| PROBLEM REQUIREMENTS |
Copy the data exactly; pictures stay out of the copy.

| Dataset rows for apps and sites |
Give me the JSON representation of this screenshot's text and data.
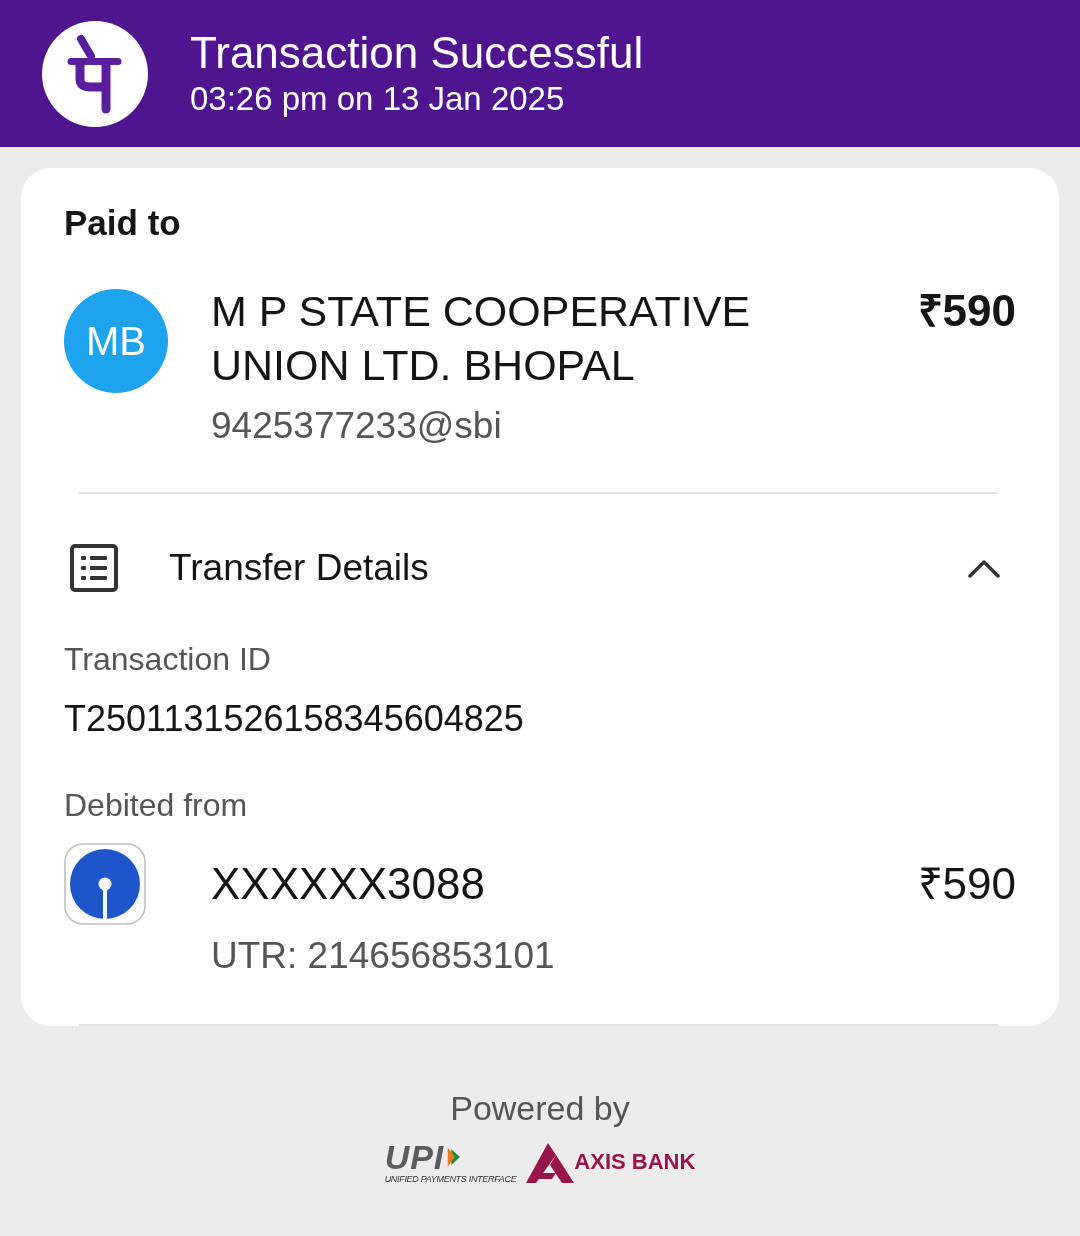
{
  "header": {
    "title": "Transaction Successful",
    "datetime": "03:26 pm on 13 Jan 2025"
  },
  "paid_to": {
    "label": "Paid to",
    "avatar_initials": "MB",
    "name": "M P STATE COOPERATIVE UNION LTD. BHOPAL",
    "upi_id": "9425377233@sbi",
    "amount": "₹590"
  },
  "transfer_details": {
    "title": "Transfer Details",
    "expanded": true,
    "transaction_id_label": "Transaction ID",
    "transaction_id": "T2501131526158345604825",
    "debited_from_label": "Debited from",
    "account": "XXXXXX3088",
    "amount": "₹590",
    "utr": "UTR: 214656853101"
  },
  "footer": {
    "powered_by": "Powered by",
    "upi_logo_text": "UPI",
    "upi_tagline": "UNIFIED PAYMENTS INTERFACE",
    "bank_name": "AXIS BANK"
  }
}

| RESPONSE FOR THIS EXERCISE |
Give me the JSON representation of this screenshot's text and data.
{
  "header": {
    "title": "Transaction Successful",
    "datetime": "03:26 pm on 13 Jan 2025"
  },
  "paid_to": {
    "label": "Paid to",
    "avatar_initials": "MB",
    "name": "M P STATE COOPERATIVE UNION LTD. BHOPAL",
    "upi_id": "9425377233@sbi",
    "amount": "₹590"
  },
  "transfer_details": {
    "title": "Transfer Details",
    "expanded": true,
    "transaction_id_label": "Transaction ID",
    "transaction_id": "T2501131526158345604825",
    "debited_from_label": "Debited from",
    "account": "XXXXXX3088",
    "amount": "₹590",
    "utr": "UTR: 214656853101"
  },
  "footer": {
    "powered_by": "Powered by",
    "upi_logo_text": "UPI",
    "upi_tagline": "UNIFIED PAYMENTS INTERFACE",
    "bank_name": "AXIS BANK"
  }
}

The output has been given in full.